» **WHAT IS BEING ASKED**: Please repeat the records exactly. The pictures are to be left out.

--- DATASET Enclosed Below ---

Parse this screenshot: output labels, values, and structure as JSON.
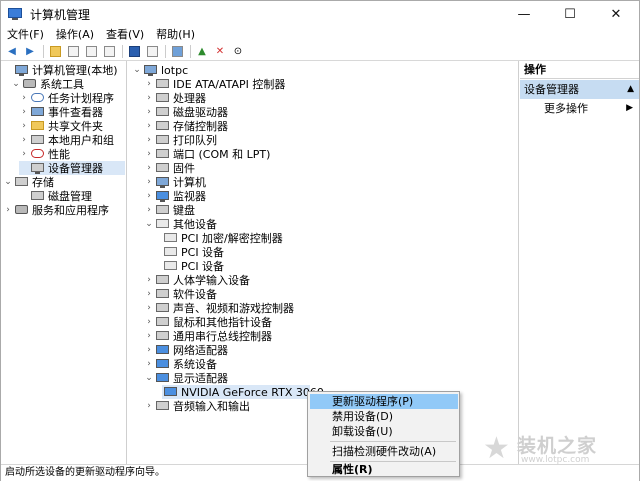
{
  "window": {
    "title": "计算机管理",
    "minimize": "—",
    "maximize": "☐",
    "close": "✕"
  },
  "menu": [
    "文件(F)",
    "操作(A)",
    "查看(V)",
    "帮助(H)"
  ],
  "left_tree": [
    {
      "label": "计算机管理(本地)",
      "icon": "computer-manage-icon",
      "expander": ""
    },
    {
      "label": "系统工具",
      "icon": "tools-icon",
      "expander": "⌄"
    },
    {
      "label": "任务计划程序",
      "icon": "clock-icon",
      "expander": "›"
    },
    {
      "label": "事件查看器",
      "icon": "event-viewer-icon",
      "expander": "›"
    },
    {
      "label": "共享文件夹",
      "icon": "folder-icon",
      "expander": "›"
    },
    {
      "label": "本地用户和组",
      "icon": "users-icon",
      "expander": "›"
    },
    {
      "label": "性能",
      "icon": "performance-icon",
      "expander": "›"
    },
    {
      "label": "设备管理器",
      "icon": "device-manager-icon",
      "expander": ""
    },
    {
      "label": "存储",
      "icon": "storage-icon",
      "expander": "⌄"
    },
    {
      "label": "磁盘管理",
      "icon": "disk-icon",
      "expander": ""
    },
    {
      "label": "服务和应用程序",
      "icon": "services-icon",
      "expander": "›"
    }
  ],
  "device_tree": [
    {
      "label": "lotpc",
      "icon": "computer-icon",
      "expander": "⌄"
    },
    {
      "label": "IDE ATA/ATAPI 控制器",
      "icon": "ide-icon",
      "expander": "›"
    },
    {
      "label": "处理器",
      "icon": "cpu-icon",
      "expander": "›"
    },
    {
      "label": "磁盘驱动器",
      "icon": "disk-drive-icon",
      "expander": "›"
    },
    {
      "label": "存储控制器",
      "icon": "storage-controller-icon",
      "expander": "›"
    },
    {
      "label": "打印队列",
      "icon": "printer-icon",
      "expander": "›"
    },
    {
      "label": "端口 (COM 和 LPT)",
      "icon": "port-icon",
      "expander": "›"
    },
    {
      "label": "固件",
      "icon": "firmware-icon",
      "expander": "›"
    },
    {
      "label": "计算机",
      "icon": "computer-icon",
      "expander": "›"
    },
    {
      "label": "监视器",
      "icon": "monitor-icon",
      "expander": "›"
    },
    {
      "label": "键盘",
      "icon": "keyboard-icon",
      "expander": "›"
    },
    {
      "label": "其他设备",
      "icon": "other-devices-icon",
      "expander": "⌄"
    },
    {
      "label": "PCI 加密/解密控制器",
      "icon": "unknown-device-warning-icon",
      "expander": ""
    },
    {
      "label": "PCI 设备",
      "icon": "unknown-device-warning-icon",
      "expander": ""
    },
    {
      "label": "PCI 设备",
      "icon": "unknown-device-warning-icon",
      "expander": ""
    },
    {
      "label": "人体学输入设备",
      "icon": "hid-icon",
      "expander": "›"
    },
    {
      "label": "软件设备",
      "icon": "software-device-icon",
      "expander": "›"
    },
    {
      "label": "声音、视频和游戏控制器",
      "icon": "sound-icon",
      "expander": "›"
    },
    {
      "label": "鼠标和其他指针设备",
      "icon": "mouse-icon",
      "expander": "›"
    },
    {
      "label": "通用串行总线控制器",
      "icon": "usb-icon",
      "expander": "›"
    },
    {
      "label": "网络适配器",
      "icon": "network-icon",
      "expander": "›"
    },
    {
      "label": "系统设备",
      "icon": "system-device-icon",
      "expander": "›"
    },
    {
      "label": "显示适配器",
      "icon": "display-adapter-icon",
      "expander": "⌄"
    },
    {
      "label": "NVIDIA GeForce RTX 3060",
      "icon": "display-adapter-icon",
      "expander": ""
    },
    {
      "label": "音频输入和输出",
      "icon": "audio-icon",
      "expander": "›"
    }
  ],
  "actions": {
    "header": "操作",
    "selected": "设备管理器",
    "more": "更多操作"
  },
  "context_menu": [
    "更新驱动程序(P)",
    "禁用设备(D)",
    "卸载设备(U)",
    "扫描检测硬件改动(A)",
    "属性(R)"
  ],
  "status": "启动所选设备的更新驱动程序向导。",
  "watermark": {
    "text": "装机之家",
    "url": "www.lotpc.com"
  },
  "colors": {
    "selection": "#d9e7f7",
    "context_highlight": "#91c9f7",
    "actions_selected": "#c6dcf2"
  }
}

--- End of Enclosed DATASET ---

» **SOLUTION FOR THIS PROBLEM**:
Parse this screenshot: output labels, values, and structure as JSON.
{
  "window": {
    "title": "计算机管理",
    "minimize": "—",
    "maximize": "☐",
    "close": "✕"
  },
  "menu": [
    "文件(F)",
    "操作(A)",
    "查看(V)",
    "帮助(H)"
  ],
  "left_tree": [
    {
      "label": "计算机管理(本地)",
      "icon": "computer-manage-icon",
      "expander": ""
    },
    {
      "label": "系统工具",
      "icon": "tools-icon",
      "expander": "⌄"
    },
    {
      "label": "任务计划程序",
      "icon": "clock-icon",
      "expander": "›"
    },
    {
      "label": "事件查看器",
      "icon": "event-viewer-icon",
      "expander": "›"
    },
    {
      "label": "共享文件夹",
      "icon": "folder-icon",
      "expander": "›"
    },
    {
      "label": "本地用户和组",
      "icon": "users-icon",
      "expander": "›"
    },
    {
      "label": "性能",
      "icon": "performance-icon",
      "expander": "›"
    },
    {
      "label": "设备管理器",
      "icon": "device-manager-icon",
      "expander": ""
    },
    {
      "label": "存储",
      "icon": "storage-icon",
      "expander": "⌄"
    },
    {
      "label": "磁盘管理",
      "icon": "disk-icon",
      "expander": ""
    },
    {
      "label": "服务和应用程序",
      "icon": "services-icon",
      "expander": "›"
    }
  ],
  "device_tree": [
    {
      "label": "lotpc",
      "icon": "computer-icon",
      "expander": "⌄"
    },
    {
      "label": "IDE ATA/ATAPI 控制器",
      "icon": "ide-icon",
      "expander": "›"
    },
    {
      "label": "处理器",
      "icon": "cpu-icon",
      "expander": "›"
    },
    {
      "label": "磁盘驱动器",
      "icon": "disk-drive-icon",
      "expander": "›"
    },
    {
      "label": "存储控制器",
      "icon": "storage-controller-icon",
      "expander": "›"
    },
    {
      "label": "打印队列",
      "icon": "printer-icon",
      "expander": "›"
    },
    {
      "label": "端口 (COM 和 LPT)",
      "icon": "port-icon",
      "expander": "›"
    },
    {
      "label": "固件",
      "icon": "firmware-icon",
      "expander": "›"
    },
    {
      "label": "计算机",
      "icon": "computer-icon",
      "expander": "›"
    },
    {
      "label": "监视器",
      "icon": "monitor-icon",
      "expander": "›"
    },
    {
      "label": "键盘",
      "icon": "keyboard-icon",
      "expander": "›"
    },
    {
      "label": "其他设备",
      "icon": "other-devices-icon",
      "expander": "⌄"
    },
    {
      "label": "PCI 加密/解密控制器",
      "icon": "unknown-device-warning-icon",
      "expander": ""
    },
    {
      "label": "PCI 设备",
      "icon": "unknown-device-warning-icon",
      "expander": ""
    },
    {
      "label": "PCI 设备",
      "icon": "unknown-device-warning-icon",
      "expander": ""
    },
    {
      "label": "人体学输入设备",
      "icon": "hid-icon",
      "expander": "›"
    },
    {
      "label": "软件设备",
      "icon": "software-device-icon",
      "expander": "›"
    },
    {
      "label": "声音、视频和游戏控制器",
      "icon": "sound-icon",
      "expander": "›"
    },
    {
      "label": "鼠标和其他指针设备",
      "icon": "mouse-icon",
      "expander": "›"
    },
    {
      "label": "通用串行总线控制器",
      "icon": "usb-icon",
      "expander": "›"
    },
    {
      "label": "网络适配器",
      "icon": "network-icon",
      "expander": "›"
    },
    {
      "label": "系统设备",
      "icon": "system-device-icon",
      "expander": "›"
    },
    {
      "label": "显示适配器",
      "icon": "display-adapter-icon",
      "expander": "⌄"
    },
    {
      "label": "NVIDIA GeForce RTX 3060",
      "icon": "display-adapter-icon",
      "expander": ""
    },
    {
      "label": "音频输入和输出",
      "icon": "audio-icon",
      "expander": "›"
    }
  ],
  "actions": {
    "header": "操作",
    "selected": "设备管理器",
    "more": "更多操作"
  },
  "context_menu": [
    "更新驱动程序(P)",
    "禁用设备(D)",
    "卸载设备(U)",
    "扫描检测硬件改动(A)",
    "属性(R)"
  ],
  "status": "启动所选设备的更新驱动程序向导。",
  "watermark": {
    "text": "装机之家",
    "url": "www.lotpc.com"
  },
  "colors": {
    "selection": "#d9e7f7",
    "context_highlight": "#91c9f7",
    "actions_selected": "#c6dcf2"
  }
}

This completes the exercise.